The Urban Bestiary: Encountering the Everyday Wild is the new book from author Lyanda Lynn Haupt who also wrote one of my favorite books, Crow Planet. It’s one of the books I recommend most often in conversation and blog posts. It’s a book that made me a better urban naturalist and opened my eyes to improved observation skills. Needless to say, I had high expectations from Haupt’s new book, to be released on September 17th. I’m happy to report I wasn’t disappointed. One of the first messages of this book is carried over from Crow Planet and that is the idea of …continue reading

Aug 092013
 
Book Review:: Ladybirds

The newly released 2nd edition of Ladybirds is number 10 in Pelagic Publishing’s Naturalist’s Handbook series. If this series sounds familiar it’s because I reviewed the Bumblebees book here and found it a phenomenal resource for learning about the life history of bumblebees. Thus I was very excited to receive a copy of Ladybirds and hoped it would be just as enlightening about a very common insect. I found I wasn’t disappointed and learned a great deal about an insect which we often overlook simply because they’re everywhere. Like Bumblebees it focuses on British species, but the first few chapters are about …continue reading

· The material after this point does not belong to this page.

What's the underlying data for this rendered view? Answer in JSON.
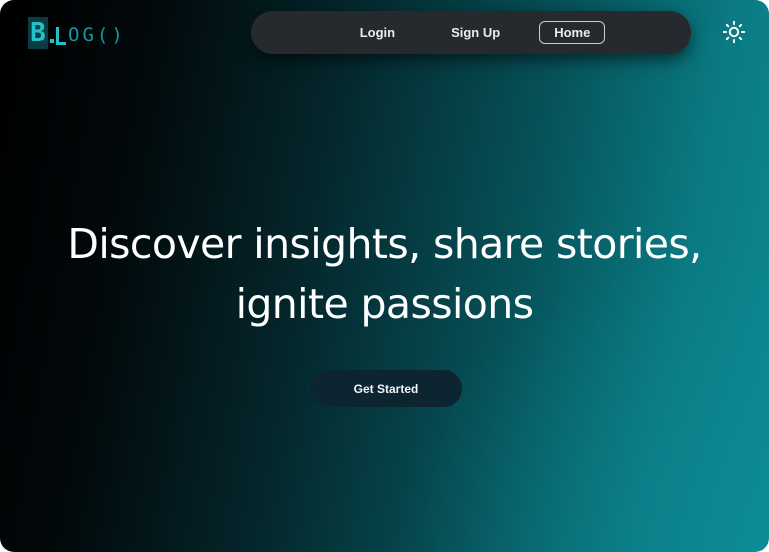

Apr 022013
 
Book Review:: Ecosystem Services Come to Town

The most important objective in the management of the environment must the the maintenance of biodiversity and the habitats that support it, because without this we cannot survive. When a book has a quote like this, it’s a must-have for me. Ecosystem Services Come to Town: Greening Cities by Working With Nature is a new book by Gary Grant, published last year by Wiley-Blackwell. It’s an excellent overview of urban design which features a topic near and dear to this blog, urban biodiversity. Too many books on urban design focus on solar power, alternative transportation, energy efficient buildings, zero waste and other …continue reading

Feb 272013
 
Native Plants and Wildlife Gardens Post:: What A Plant Knows

This is an excerpt from my latest post at the Native Plants & Wildlife Gardens blog. Click the link below to visit the full post. If you are looking for a good book, one that will completely alter the way you view plants, What a Plant Knows: A Field Guide to the Senses by Daniel Chamovitz will fit the bill. You’ll never look at, or touch a plant without thinking about how they sense the world, including you, again. The book is divided into senses, starting with the ones we share, such as sight, smell and feel, including a lengthy discussion on …continue reading

Feb 052013
 
Book Review:: Principles of Ecological Landscape Design

What if, instead of depicting nature, we allowed nature in? What if, instead of building and maintaining artistic creations, we worked to develop and manage living systems? Principles of Ecological Landscape Design is a book that will soon be gracing the shelves of Landscape Architects, Landscape Designers, Professors of Landscape Architecture, City Planners, students of Landscape Architecture and more. This is a book that encompasses, in great detail, all of the aspects of designing a landscape with ecology in mind. It is a comprehensive manual, both instructional and case study at once. It offers the designer the opportunity to make …continue reading